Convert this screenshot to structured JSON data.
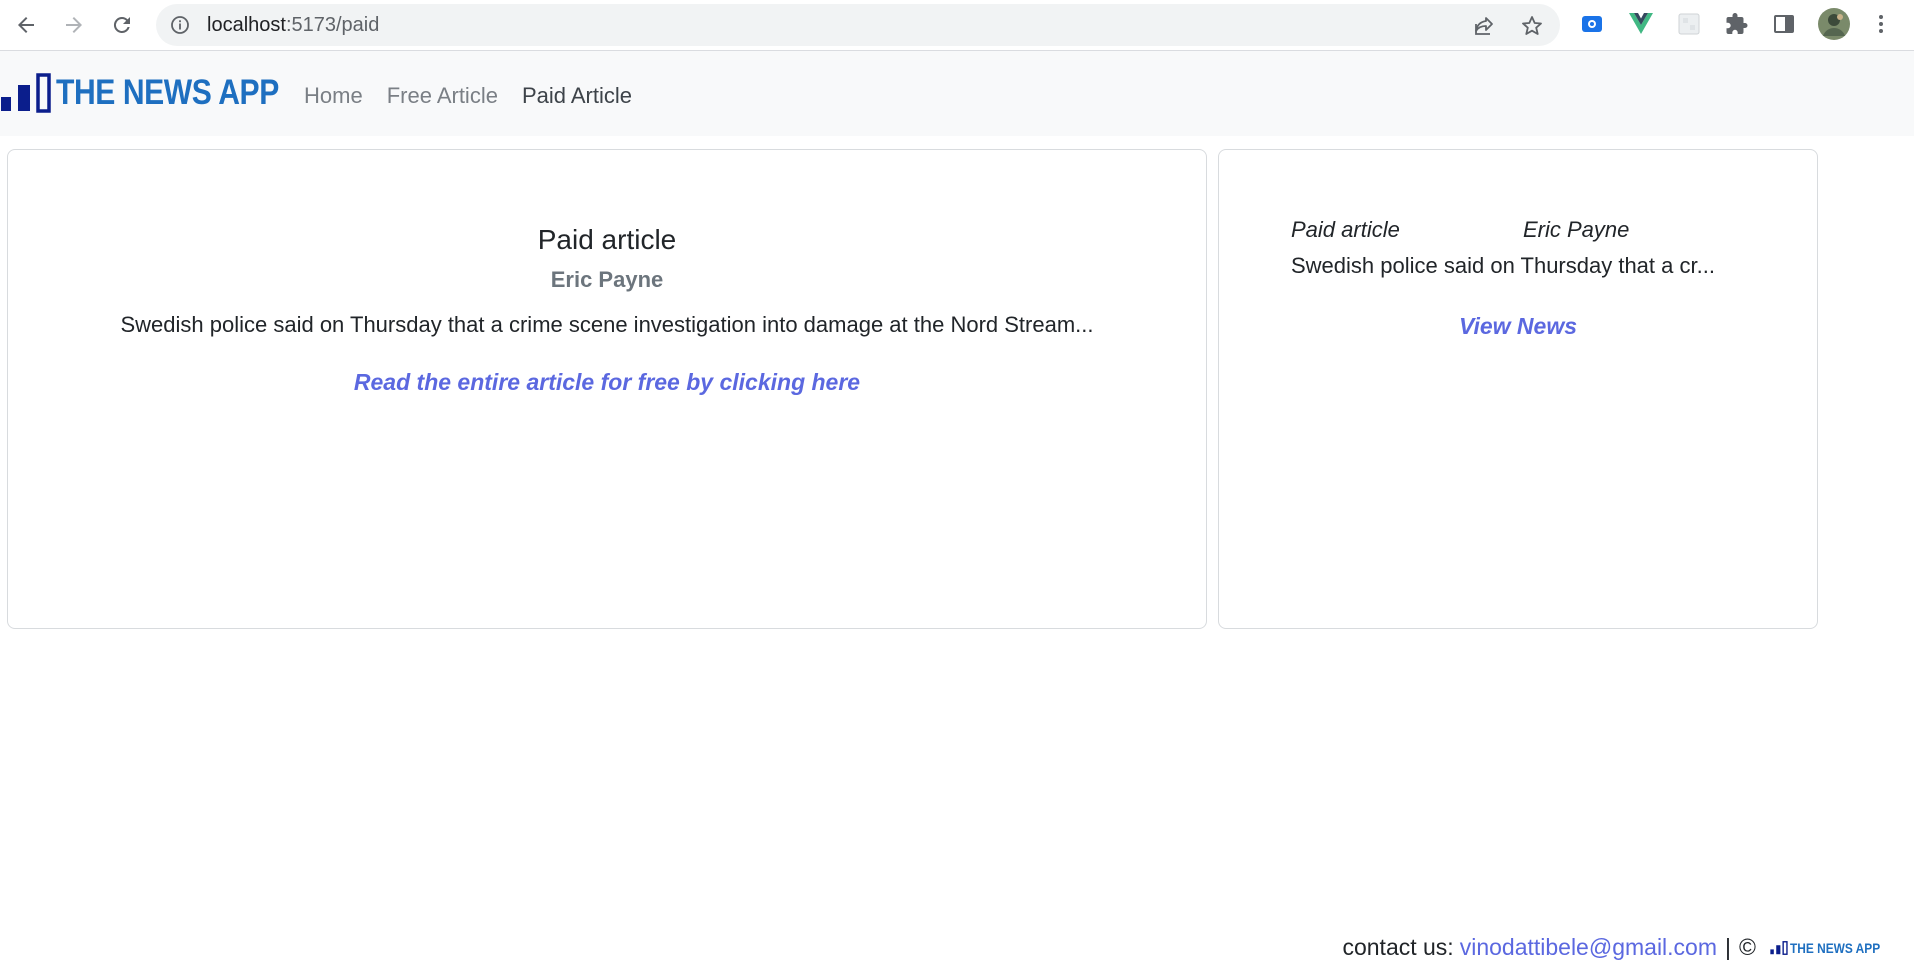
{
  "browser": {
    "url_host": "localhost",
    "url_path": ":5173/paid",
    "icons": [
      "back-arrow-icon",
      "forward-arrow-icon",
      "reload-icon",
      "site-info-icon",
      "share-icon",
      "bookmark-star-icon",
      "screen-capture-extension-icon",
      "vue-devtools-extension-icon",
      "blank-extension-icon",
      "extensions-puzzle-icon",
      "side-panel-icon",
      "profile-avatar-icon",
      "menu-kebab-icon"
    ]
  },
  "navbar": {
    "brand": "THE NEWS APP",
    "links": [
      {
        "label": "Home",
        "active": false
      },
      {
        "label": "Free Article",
        "active": false
      },
      {
        "label": "Paid Article",
        "active": true
      }
    ]
  },
  "main_card": {
    "title": "Paid article",
    "author": "Eric Payne",
    "excerpt": "Swedish police said on Thursday that a crime scene investigation into damage at the Nord Stream...",
    "link": "Read the entire article for free by clicking here"
  },
  "side_card": {
    "title": "Paid article",
    "author": "Eric Payne",
    "excerpt": "Swedish police said on Thursday that a cr...",
    "link": "View News"
  },
  "footer": {
    "contact_label": "contact us:",
    "email": "vinodattibele@gmail.com",
    "separator": "|",
    "copyright": "©",
    "brand": "THE NEWS APP"
  },
  "colors": {
    "brand_blue": "#1e6fc0",
    "logo_navy": "#0b1e8c",
    "link_purple": "#5b68e0",
    "navbar_bg": "#f8f9fa"
  }
}
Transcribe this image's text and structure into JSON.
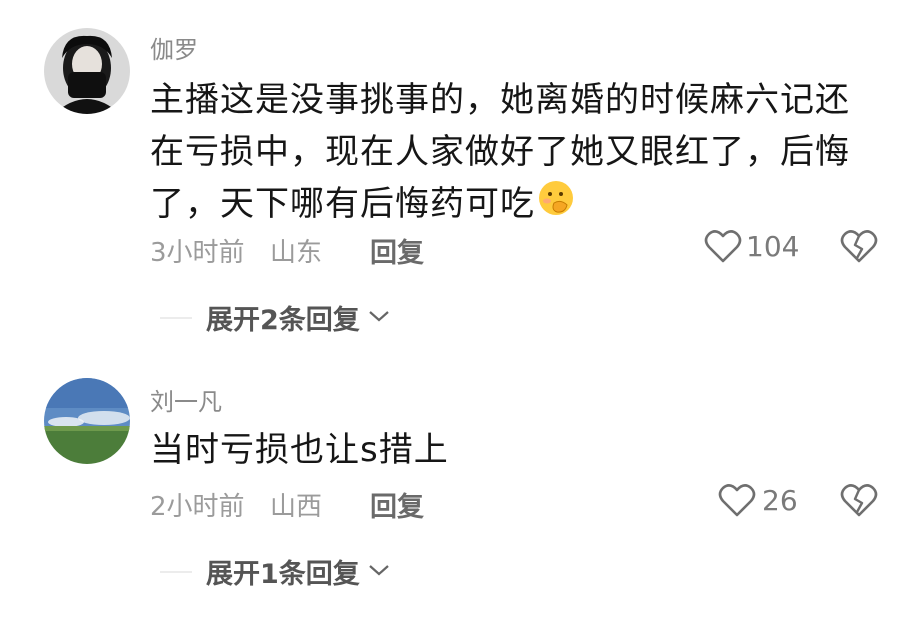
{
  "comments": [
    {
      "username": "伽罗",
      "text_lines": [
        "主播这是没事挑事的，她离婚的时候麻六记还",
        "在亏损中，现在人家做好了她又眼红了，后悔",
        "了，天下哪有后悔药可吃"
      ],
      "emoji_icon": "face-with-hand-over-mouth-emoji",
      "time": "3小时前",
      "location": "山东",
      "reply_label": "回复",
      "likes": "104",
      "expand_label": "展开2条回复"
    },
    {
      "username": "刘一凡",
      "text": "当时亏损也让s措上",
      "time": "2小时前",
      "location": "山西",
      "reply_label": "回复",
      "likes": "26",
      "expand_label": "展开1条回复"
    }
  ],
  "icons": {
    "like": "heart-outline-icon",
    "dislike": "broken-heart-icon",
    "expand": "chevron-down-icon"
  },
  "colors": {
    "text": "#161616",
    "secondary": "#9b9b9b",
    "avatar2_sky": "#5e8cc4",
    "avatar2_grass": "#4c7d3a"
  }
}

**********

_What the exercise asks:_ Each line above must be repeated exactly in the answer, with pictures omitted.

_Solution for this problem:_
Convert this screenshot to structured JSON data.
{
  "browser": {
    "url_host": "localhost",
    "url_path": ":5173/paid",
    "icons": [
      "back-arrow-icon",
      "forward-arrow-icon",
      "reload-icon",
      "site-info-icon",
      "share-icon",
      "bookmark-star-icon",
      "screen-capture-extension-icon",
      "vue-devtools-extension-icon",
      "blank-extension-icon",
      "extensions-puzzle-icon",
      "side-panel-icon",
      "profile-avatar-icon",
      "menu-kebab-icon"
    ]
  },
  "navbar": {
    "brand": "THE NEWS APP",
    "links": [
      {
        "label": "Home",
        "active": false
      },
      {
        "label": "Free Article",
        "active": false
      },
      {
        "label": "Paid Article",
        "active": true
      }
    ]
  },
  "main_card": {
    "title": "Paid article",
    "author": "Eric Payne",
    "excerpt": "Swedish police said on Thursday that a crime scene investigation into damage at the Nord Stream...",
    "link": "Read the entire article for free by clicking here"
  },
  "side_card": {
    "title": "Paid article",
    "author": "Eric Payne",
    "excerpt": "Swedish police said on Thursday that a cr...",
    "link": "View News"
  },
  "footer": {
    "contact_label": "contact us:",
    "email": "vinodattibele@gmail.com",
    "separator": "|",
    "copyright": "©",
    "brand": "THE NEWS APP"
  },
  "colors": {
    "brand_blue": "#1e6fc0",
    "logo_navy": "#0b1e8c",
    "link_purple": "#5b68e0",
    "navbar_bg": "#f8f9fa"
  }
}
Transcribe this image's text and structure into JSON.
{
  "comments": [
    {
      "username": "伽罗",
      "text_lines": [
        "主播这是没事挑事的，她离婚的时候麻六记还",
        "在亏损中，现在人家做好了她又眼红了，后悔",
        "了，天下哪有后悔药可吃"
      ],
      "emoji_icon": "face-with-hand-over-mouth-emoji",
      "time": "3小时前",
      "location": "山东",
      "reply_label": "回复",
      "likes": "104",
      "expand_label": "展开2条回复"
    },
    {
      "username": "刘一凡",
      "text": "当时亏损也让s措上",
      "time": "2小时前",
      "location": "山西",
      "reply_label": "回复",
      "likes": "26",
      "expand_label": "展开1条回复"
    }
  ],
  "icons": {
    "like": "heart-outline-icon",
    "dislike": "broken-heart-icon",
    "expand": "chevron-down-icon"
  },
  "colors": {
    "text": "#161616",
    "secondary": "#9b9b9b",
    "avatar2_sky": "#5e8cc4",
    "avatar2_grass": "#4c7d3a"
  }
}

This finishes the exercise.